Schools should reopen when it is safe for pupils and teachers and in the meantime e-learning needs to be tailored so that children can benefit, chairperson of the Parliamentary Portfolio Committee on Primary and Secondary Education, Mrs Priscilla Misihairabwi-Mushonga, said yesterday.
She felt that e-learning needed to be available regardless of the Covid-19 pandemic, to help children who find it difficult or impossible to attend school.
Her committee was engaging the Ministry of Primary and Secondary Education on the appropriate time to reopen schools for the second term, with the gazetted date being the second week of May.
Recommendations would be made to the ministry once all had been consulted.
Schools were closed on March 24, almost a week before the closing date, as a precaution against infection by Covid-19.
The Progressive Teachers Union of Zimbabwe recently wrote to Government calling for a delay in the reopening of schools, with the union’s secretary general, Mr Raymond Majongwe, stating that reopening schools early could put learners, teachers and stakeholders at risk, and proposing mid-July.
Mrs Misihairabwi-Mushonga confirmed that teachers’ unions had proffered scientific reasons on why reopening of schools early was discouraged.
Stakeholders had been discussing other available options such as e-learning so that children continue to learn at home.
“At the moment, it is premature for anyone to take any position,” said Mrs Misihairabwi-Mushonga. “We should ensure there is safety for both the children and teachers. Parliament has not been sitting, but we are organising to meet with support from Unicef so we can have an oversight on the issue. Parliament committees should not stop because of Covid-19.

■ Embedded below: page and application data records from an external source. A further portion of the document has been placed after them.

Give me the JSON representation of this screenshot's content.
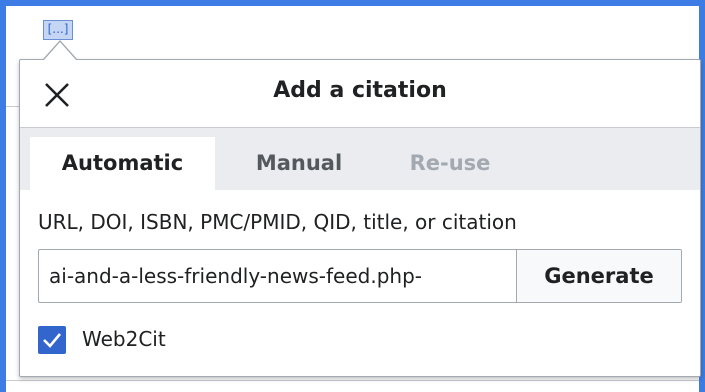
{
  "reference_marker": "[...]",
  "dialog": {
    "title": "Add a citation",
    "close_icon": "close-icon",
    "tabs": [
      {
        "label": "Automatic",
        "state": "active"
      },
      {
        "label": "Manual",
        "state": "normal"
      },
      {
        "label": "Re-use",
        "state": "disabled"
      }
    ],
    "automatic": {
      "field_label": "URL, DOI, ISBN, PMC/PMID, QID, title, or citation",
      "input_value": "-ai-and-a-less-friendly-news-feed.php",
      "generate_label": "Generate",
      "checkbox": {
        "label": "Web2Cit",
        "checked": true,
        "icon": "check-icon"
      }
    }
  },
  "colors": {
    "accent": "#3366cc",
    "frame": "#3d7ce4",
    "tabbar": "#eaecf0",
    "disabled_text": "#a2a9b1"
  }
}
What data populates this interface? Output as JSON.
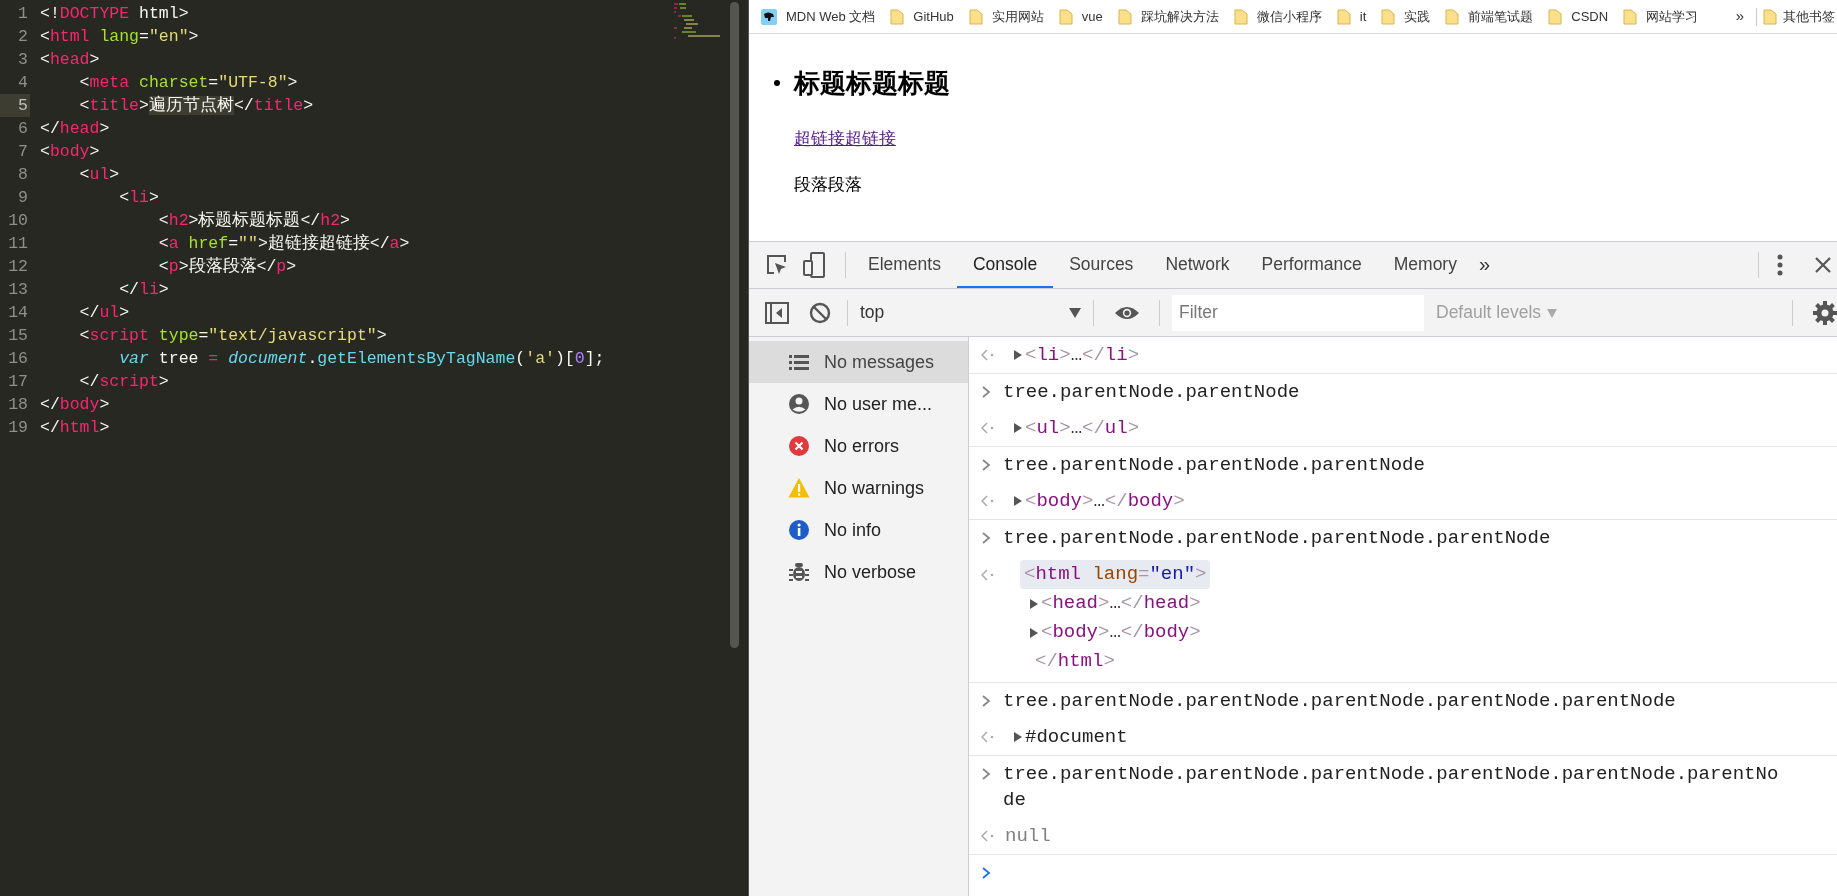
{
  "editor": {
    "lines": [
      {
        "number": "1",
        "current": false,
        "tokens": [
          {
            "text": "<!",
            "kind": "punct"
          },
          {
            "text": "DOCTYPE",
            "kind": "tag"
          },
          {
            "text": " html>",
            "kind": "punct"
          }
        ]
      },
      {
        "number": "2",
        "current": false,
        "tokens": [
          {
            "text": "<",
            "kind": "punct"
          },
          {
            "text": "html",
            "kind": "tag"
          },
          {
            "text": " lang",
            "kind": "attr"
          },
          {
            "text": "=",
            "kind": "punct"
          },
          {
            "text": "\"en\"",
            "kind": "string"
          },
          {
            "text": ">",
            "kind": "punct"
          }
        ]
      },
      {
        "number": "3",
        "current": false,
        "tokens": [
          {
            "text": "<",
            "kind": "punct"
          },
          {
            "text": "head",
            "kind": "tag"
          },
          {
            "text": ">",
            "kind": "punct"
          }
        ]
      },
      {
        "number": "4",
        "current": false,
        "tokens": [
          {
            "text": "    <",
            "kind": "punct"
          },
          {
            "text": "meta",
            "kind": "tag"
          },
          {
            "text": " charset",
            "kind": "attr"
          },
          {
            "text": "=",
            "kind": "punct"
          },
          {
            "text": "\"UTF-8\"",
            "kind": "string"
          },
          {
            "text": ">",
            "kind": "punct"
          }
        ]
      },
      {
        "number": "5",
        "current": true,
        "tokens": [
          {
            "text": "    <",
            "kind": "punct"
          },
          {
            "text": "title",
            "kind": "tag"
          },
          {
            "text": ">",
            "kind": "punct"
          },
          {
            "text": "遍历节点树",
            "kind": "marked"
          },
          {
            "text": "</",
            "kind": "punct"
          },
          {
            "text": "title",
            "kind": "tag"
          },
          {
            "text": ">",
            "kind": "punct"
          }
        ]
      },
      {
        "number": "6",
        "current": false,
        "tokens": [
          {
            "text": "</",
            "kind": "punct"
          },
          {
            "text": "head",
            "kind": "tag"
          },
          {
            "text": ">",
            "kind": "punct"
          }
        ]
      },
      {
        "number": "7",
        "current": false,
        "tokens": [
          {
            "text": "<",
            "kind": "punct"
          },
          {
            "text": "body",
            "kind": "tag"
          },
          {
            "text": ">",
            "kind": "punct"
          }
        ]
      },
      {
        "number": "8",
        "current": false,
        "tokens": [
          {
            "text": "    <",
            "kind": "punct"
          },
          {
            "text": "ul",
            "kind": "tag"
          },
          {
            "text": ">",
            "kind": "punct"
          }
        ]
      },
      {
        "number": "9",
        "current": false,
        "tokens": [
          {
            "text": "        <",
            "kind": "punct"
          },
          {
            "text": "li",
            "kind": "tag"
          },
          {
            "text": ">",
            "kind": "punct"
          }
        ]
      },
      {
        "number": "10",
        "current": false,
        "tokens": [
          {
            "text": "            <",
            "kind": "punct"
          },
          {
            "text": "h2",
            "kind": "tag"
          },
          {
            "text": ">标题标题标题</",
            "kind": "punct"
          },
          {
            "text": "h2",
            "kind": "tag"
          },
          {
            "text": ">",
            "kind": "punct"
          }
        ]
      },
      {
        "number": "11",
        "current": false,
        "tokens": [
          {
            "text": "            <",
            "kind": "punct"
          },
          {
            "text": "a",
            "kind": "tag"
          },
          {
            "text": " href",
            "kind": "attr"
          },
          {
            "text": "=",
            "kind": "punct"
          },
          {
            "text": "\"\"",
            "kind": "string"
          },
          {
            "text": ">超链接超链接</",
            "kind": "punct"
          },
          {
            "text": "a",
            "kind": "tag"
          },
          {
            "text": ">",
            "kind": "punct"
          }
        ]
      },
      {
        "number": "12",
        "current": false,
        "tokens": [
          {
            "text": "            <",
            "kind": "punct"
          },
          {
            "text": "p",
            "kind": "tag"
          },
          {
            "text": ">段落段落</",
            "kind": "punct"
          },
          {
            "text": "p",
            "kind": "tag"
          },
          {
            "text": ">",
            "kind": "punct"
          }
        ]
      },
      {
        "number": "13",
        "current": false,
        "tokens": [
          {
            "text": "        </",
            "kind": "punct"
          },
          {
            "text": "li",
            "kind": "tag"
          },
          {
            "text": ">",
            "kind": "punct"
          }
        ]
      },
      {
        "number": "14",
        "current": false,
        "tokens": [
          {
            "text": "    </",
            "kind": "punct"
          },
          {
            "text": "ul",
            "kind": "tag"
          },
          {
            "text": ">",
            "kind": "punct"
          }
        ]
      },
      {
        "number": "15",
        "current": false,
        "tokens": [
          {
            "text": "    <",
            "kind": "punct"
          },
          {
            "text": "script",
            "kind": "tag"
          },
          {
            "text": " type",
            "kind": "attr"
          },
          {
            "text": "=",
            "kind": "punct"
          },
          {
            "text": "\"text/javascript\"",
            "kind": "string"
          },
          {
            "text": ">",
            "kind": "punct"
          }
        ]
      },
      {
        "number": "16",
        "current": false,
        "tokens": [
          {
            "text": "        var",
            "kind": "keyword"
          },
          {
            "text": " tree ",
            "kind": "punct"
          },
          {
            "text": "=",
            "kind": "operator"
          },
          {
            "text": " document",
            "kind": "builtin"
          },
          {
            "text": ".",
            "kind": "punct"
          },
          {
            "text": "getElementsByTagName",
            "kind": "function"
          },
          {
            "text": "(",
            "kind": "punct"
          },
          {
            "text": "'a'",
            "kind": "string"
          },
          {
            "text": ")[",
            "kind": "punct"
          },
          {
            "text": "0",
            "kind": "number"
          },
          {
            "text": "];",
            "kind": "punct"
          }
        ]
      },
      {
        "number": "17",
        "current": false,
        "tokens": [
          {
            "text": "    </",
            "kind": "punct"
          },
          {
            "text": "script",
            "kind": "tag"
          },
          {
            "text": ">",
            "kind": "punct"
          }
        ]
      },
      {
        "number": "18",
        "current": false,
        "tokens": [
          {
            "text": "</",
            "kind": "punct"
          },
          {
            "text": "body",
            "kind": "tag"
          },
          {
            "text": ">",
            "kind": "punct"
          }
        ]
      },
      {
        "number": "19",
        "current": false,
        "tokens": [
          {
            "text": "</",
            "kind": "punct"
          },
          {
            "text": "html",
            "kind": "tag"
          },
          {
            "text": ">",
            "kind": "punct"
          }
        ]
      }
    ]
  },
  "bookmarks": {
    "items": [
      {
        "label": "MDN Web 文档",
        "kind": "site"
      },
      {
        "label": "GitHub",
        "kind": "folder"
      },
      {
        "label": "实用网站",
        "kind": "folder"
      },
      {
        "label": "vue",
        "kind": "folder"
      },
      {
        "label": "踩坑解决方法",
        "kind": "folder"
      },
      {
        "label": "微信小程序",
        "kind": "folder"
      },
      {
        "label": "it",
        "kind": "folder"
      },
      {
        "label": "实践",
        "kind": "folder"
      },
      {
        "label": "前端笔试题",
        "kind": "folder"
      },
      {
        "label": "CSDN",
        "kind": "folder"
      },
      {
        "label": "网站学习",
        "kind": "folder"
      }
    ],
    "more": "»",
    "other": {
      "label": "其他书签",
      "kind": "folder"
    }
  },
  "page": {
    "heading": "标题标题标题",
    "link": "超链接超链接",
    "paragraph": "段落段落"
  },
  "devtools": {
    "tabs": [
      {
        "label": "Elements",
        "selected": false
      },
      {
        "label": "Console",
        "selected": true
      },
      {
        "label": "Sources",
        "selected": false
      },
      {
        "label": "Network",
        "selected": false
      },
      {
        "label": "Performance",
        "selected": false
      },
      {
        "label": "Memory",
        "selected": false
      }
    ],
    "more_tabs": "»",
    "context": "top",
    "filter_placeholder": "Filter",
    "levels": "Default levels"
  },
  "console": {
    "sidebar": [
      {
        "label": "No messages",
        "kind": "list",
        "selected": true
      },
      {
        "label": "No user me...",
        "kind": "user",
        "selected": false
      },
      {
        "label": "No errors",
        "kind": "error",
        "selected": false
      },
      {
        "label": "No warnings",
        "kind": "warning",
        "selected": false
      },
      {
        "label": "No info",
        "kind": "info",
        "selected": false
      },
      {
        "label": "No verbose",
        "kind": "verbose",
        "selected": false
      }
    ],
    "groups": [
      {
        "output": {
          "kind": "node",
          "text": "<li>…</li>",
          "expanded": false
        }
      },
      {
        "input": "tree.parentNode.parentNode",
        "output": {
          "kind": "node",
          "text": "<ul>…</ul>",
          "expanded": false
        }
      },
      {
        "input": "tree.parentNode.parentNode.parentNode",
        "output": {
          "kind": "node",
          "text": "<body>…</body>",
          "expanded": false
        }
      },
      {
        "input": "tree.parentNode.parentNode.parentNode.parentNode",
        "output": {
          "kind": "tree",
          "text": "<html lang=\"en\">",
          "children": [
            {
              "text": "<head>…</head>",
              "expanded": false
            },
            {
              "text": "<body>…</body>",
              "expanded": false
            }
          ],
          "closing": "</html>"
        }
      },
      {
        "input": "tree.parentNode.parentNode.parentNode.parentNode.parentNode",
        "output": {
          "kind": "object",
          "text": "#document",
          "expanded": false
        }
      },
      {
        "input": "tree.parentNode.parentNode.parentNode.parentNode.parentNode.parentNode",
        "output": {
          "kind": "null",
          "text": "null"
        }
      }
    ]
  }
}
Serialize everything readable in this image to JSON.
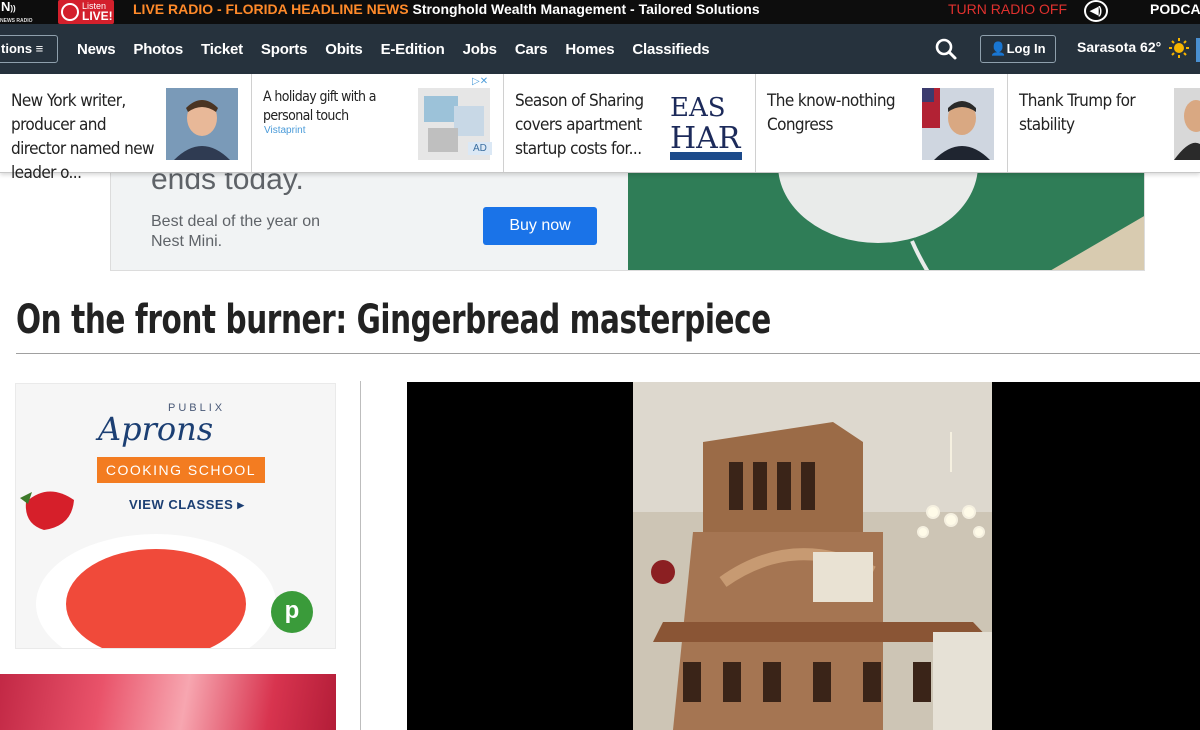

“The closure of schools came from the debate we had in Parliament with the ministry and it was felt that it was not safe for children. Let us have consultations.”
A number of people have raised concerns over e-learning, considering that pupils in remote areas may not access computers and other e-learning requirements, and some parents have said data costs are too high.
Many organisations have come up with e-learning platforms and recommendations will be made.
Expressing her opinions, Ms Misihairabwi-Mushonga said: “There are other gadgets that can be used for learning. Most people are thinking of e-learning considering platforms that involve use of videos whereby the teachers and students can see each other, but there are other basic learning opportunities available.
“With a simple gadget or phone that has WhatsApp, a parent can help the children follow through educational modules. We should also look at the opportunities brought by e-learning with or without Covid-19. If we invest in information technology, it will help children even those who have been walking long distances to school.”
Mrs Misihairabwi-Mushonga said some parents had passed responsibilities to nurseries and schools and were now faced with helping their children learn at home.
“Now we are going into winter and if we allow schools to open, what is likely to happen?
“We are also having a pilot project with girls who fall pregnant in schools.
“This girl is at home and wants to continue learning,” she said, in support of extending e-learning regardless of Covid-19 requirements.